Task to carry out:
Pick every line with "this" from the material below.
Start of Data for analysis
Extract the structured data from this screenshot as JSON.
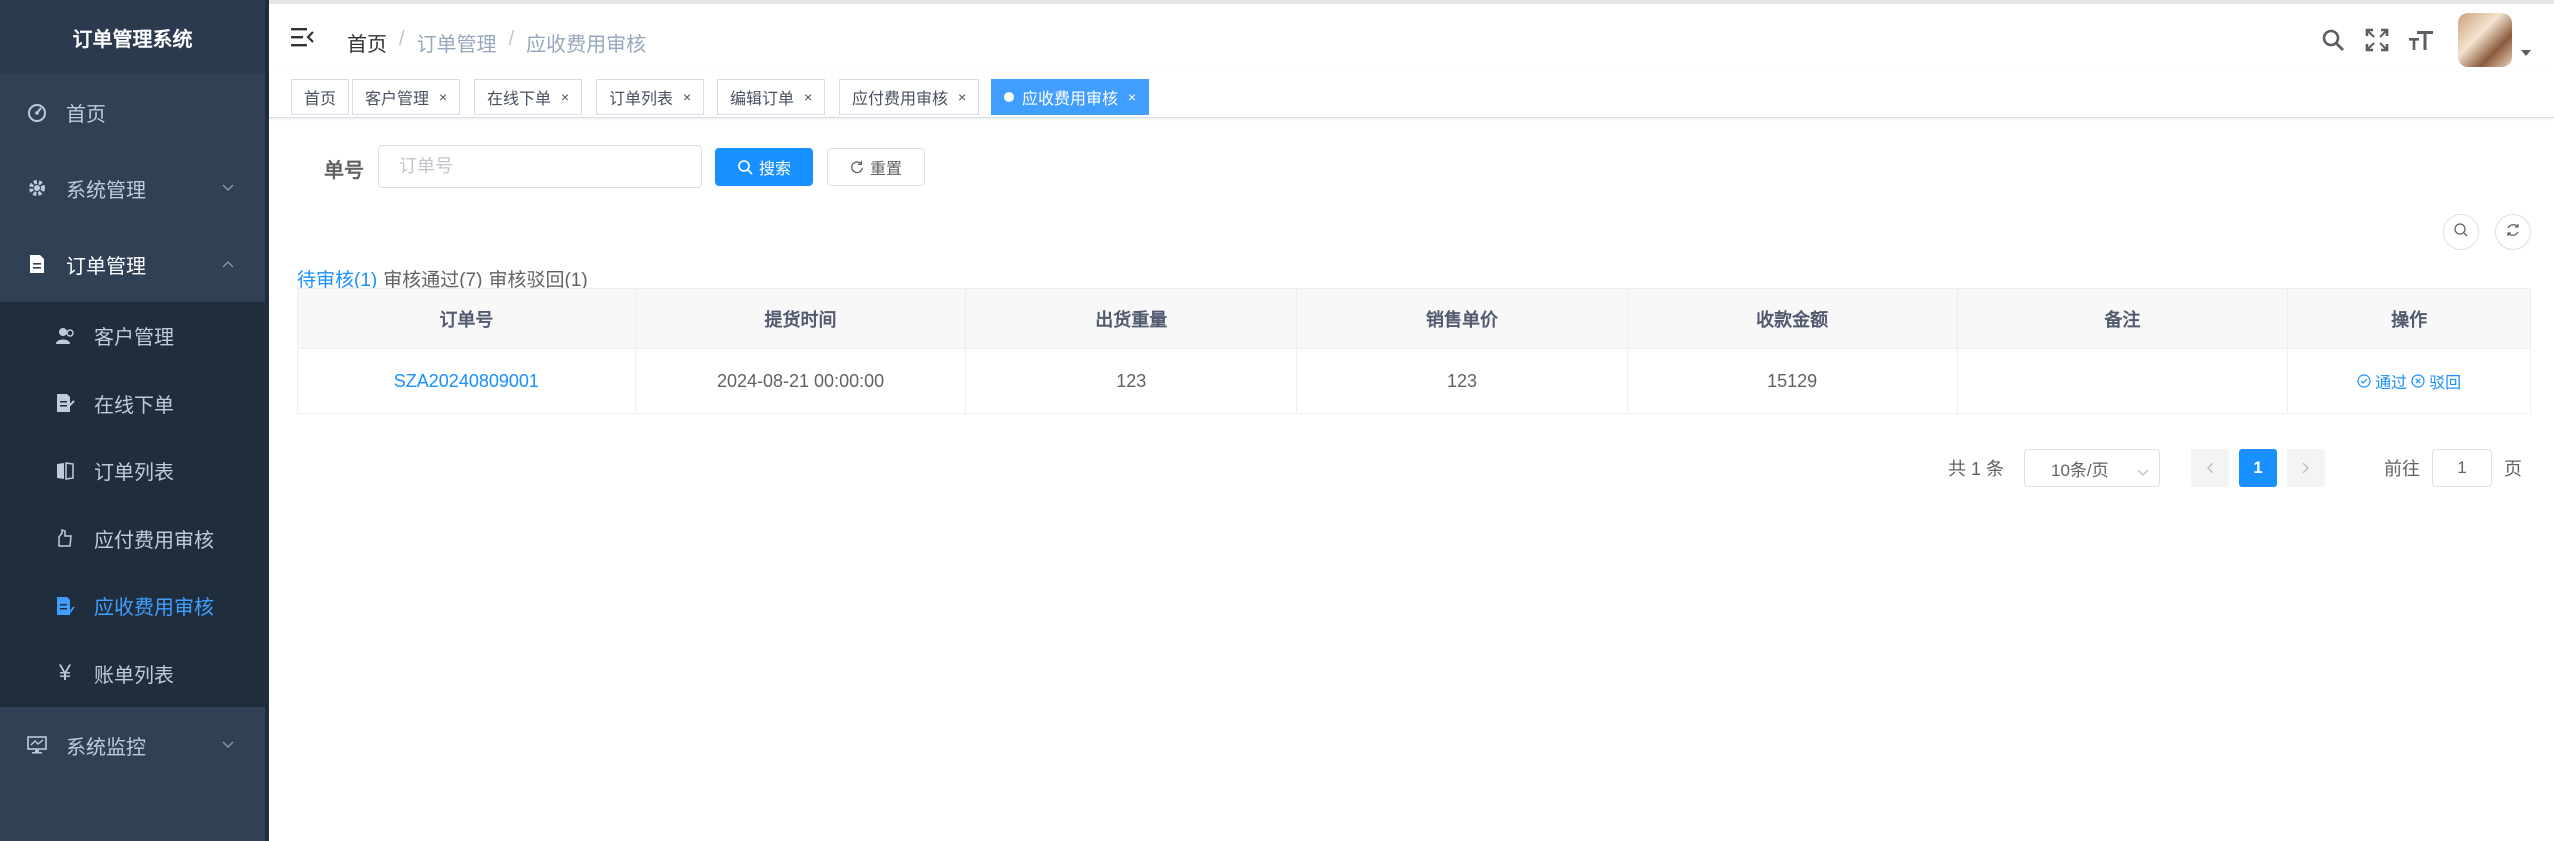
{
  "sidebar": {
    "title": "订单管理系统",
    "items": [
      {
        "label": "首页",
        "icon": "dashboard-icon"
      },
      {
        "label": "系统管理",
        "icon": "gear-icon"
      },
      {
        "label": "订单管理",
        "icon": "document-icon"
      }
    ],
    "submenu": [
      {
        "label": "客户管理",
        "icon": "user-icon"
      },
      {
        "label": "在线下单",
        "icon": "edit-doc-icon"
      },
      {
        "label": "订单列表",
        "icon": "book-icon"
      },
      {
        "label": "应付费用审核",
        "icon": "hand-icon"
      },
      {
        "label": "应收费用审核",
        "icon": "doc-check-icon"
      },
      {
        "label": "账单列表",
        "icon": "yen-icon"
      }
    ],
    "bottom_item": {
      "label": "系统监控",
      "icon": "monitor-icon"
    }
  },
  "breadcrumb": {
    "home": "首页",
    "sep": "/",
    "mid": "订单管理",
    "current": "应收费用审核"
  },
  "tags": [
    {
      "label": "首页"
    },
    {
      "label": "客户管理"
    },
    {
      "label": "在线下单"
    },
    {
      "label": "订单列表"
    },
    {
      "label": "编辑订单"
    },
    {
      "label": "应付费用审核"
    },
    {
      "label": "应收费用审核"
    }
  ],
  "search": {
    "label": "单号",
    "placeholder": "订单号",
    "search_button": "搜索",
    "reset_button": "重置"
  },
  "status_tabs": {
    "pending": "待审核(1)",
    "approved": "审核通过(7)",
    "rejected": "审核驳回(1)"
  },
  "table": {
    "headers": [
      "订单号",
      "提货时间",
      "出货重量",
      "销售单价",
      "收款金额",
      "备注",
      "操作"
    ],
    "rows": [
      {
        "order_no": "SZA20240809001",
        "pickup_time": "2024-08-21 00:00:00",
        "weight": "123",
        "price": "123",
        "amount": "15129",
        "note": "",
        "approve": "通过",
        "reject": "驳回"
      }
    ]
  },
  "pagination": {
    "total": "共 1 条",
    "page_size": "10条/页",
    "current_page": "1",
    "goto_label": "前往",
    "goto_value": "1",
    "page_unit": "页"
  },
  "colors": {
    "sidebar_bg": "#304156",
    "primary": "#1890ff",
    "active_menu": "#409eff"
  }
}
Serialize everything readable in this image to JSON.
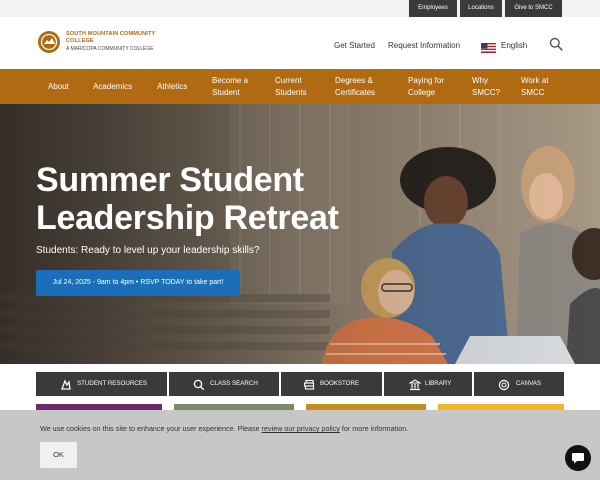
{
  "utility_bar": {
    "links": [
      "Employees",
      "Locations",
      "Give to SMCC"
    ]
  },
  "header": {
    "logo_name": "SOUTH MOUNTAIN COMMUNITY COLLEGE",
    "logo_sub": "A MARICOPA COMMUNITY COLLEGE",
    "get_started": "Get Started",
    "request_info": "Request Information",
    "language": "English"
  },
  "nav": {
    "items": [
      {
        "line1": "About",
        "line2": ""
      },
      {
        "line1": "Academics",
        "line2": ""
      },
      {
        "line1": "Athletics",
        "line2": ""
      },
      {
        "line1": "Become a",
        "line2": "Student"
      },
      {
        "line1": "Current",
        "line2": "Students"
      },
      {
        "line1": "Degrees &",
        "line2": "Certificates"
      },
      {
        "line1": "Paying for",
        "line2": "College"
      },
      {
        "line1": "Why",
        "line2": "SMCC?"
      },
      {
        "line1": "Work at",
        "line2": "SMCC"
      }
    ]
  },
  "hero": {
    "title": "Summer Student Leadership Retreat",
    "subtitle": "Students: Ready to level up your leadership skills?",
    "cta": "Jul 24, 2025 - 9am to 4pm • RSVP TODAY to take part!"
  },
  "quick_links": [
    {
      "label": "Student Resources",
      "icon": "student-resources-icon"
    },
    {
      "label": "Class Search",
      "icon": "search-icon"
    },
    {
      "label": "Bookstore",
      "icon": "books-icon"
    },
    {
      "label": "Library",
      "icon": "library-icon"
    },
    {
      "label": "Canvas",
      "icon": "canvas-icon"
    }
  ],
  "cookie": {
    "text_before": "We use cookies on this site to enhance your user experience. Please ",
    "link": "review our privacy policy",
    "text_after": " for more information.",
    "ok": "OK"
  },
  "colors": {
    "brand": "#b06a12",
    "dark": "#3a3a3a",
    "cta": "#1a6fb8"
  }
}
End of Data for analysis
Result:
Extract the structured data from this screenshot as JSON.
Serialize everything readable in this image to JSON.
    "text_before": "We use cookies on this site to enhance your user experience. Please ",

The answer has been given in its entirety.